## Instructions for the task
Your answer should be each line of the entries that contains the word "title", copied in full.
*-*-*
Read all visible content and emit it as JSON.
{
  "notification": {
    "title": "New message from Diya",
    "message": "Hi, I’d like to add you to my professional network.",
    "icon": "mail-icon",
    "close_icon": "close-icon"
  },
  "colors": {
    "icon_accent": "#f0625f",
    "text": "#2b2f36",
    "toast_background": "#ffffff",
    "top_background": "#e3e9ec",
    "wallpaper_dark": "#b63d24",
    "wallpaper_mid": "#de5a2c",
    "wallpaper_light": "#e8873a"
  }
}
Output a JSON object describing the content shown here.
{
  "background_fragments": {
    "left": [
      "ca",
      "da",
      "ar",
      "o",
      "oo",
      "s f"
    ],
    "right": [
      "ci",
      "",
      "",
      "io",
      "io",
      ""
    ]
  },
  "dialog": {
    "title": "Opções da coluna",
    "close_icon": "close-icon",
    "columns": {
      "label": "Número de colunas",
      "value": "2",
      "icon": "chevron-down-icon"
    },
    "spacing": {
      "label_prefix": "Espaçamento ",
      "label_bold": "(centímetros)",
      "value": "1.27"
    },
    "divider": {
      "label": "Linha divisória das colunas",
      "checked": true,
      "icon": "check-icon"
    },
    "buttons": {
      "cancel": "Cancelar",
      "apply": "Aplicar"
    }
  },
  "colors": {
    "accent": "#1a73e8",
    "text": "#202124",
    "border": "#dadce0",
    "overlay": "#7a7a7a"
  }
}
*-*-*
## Task solution
    "title": "New message from Diya",
    "title": "Opções da coluna",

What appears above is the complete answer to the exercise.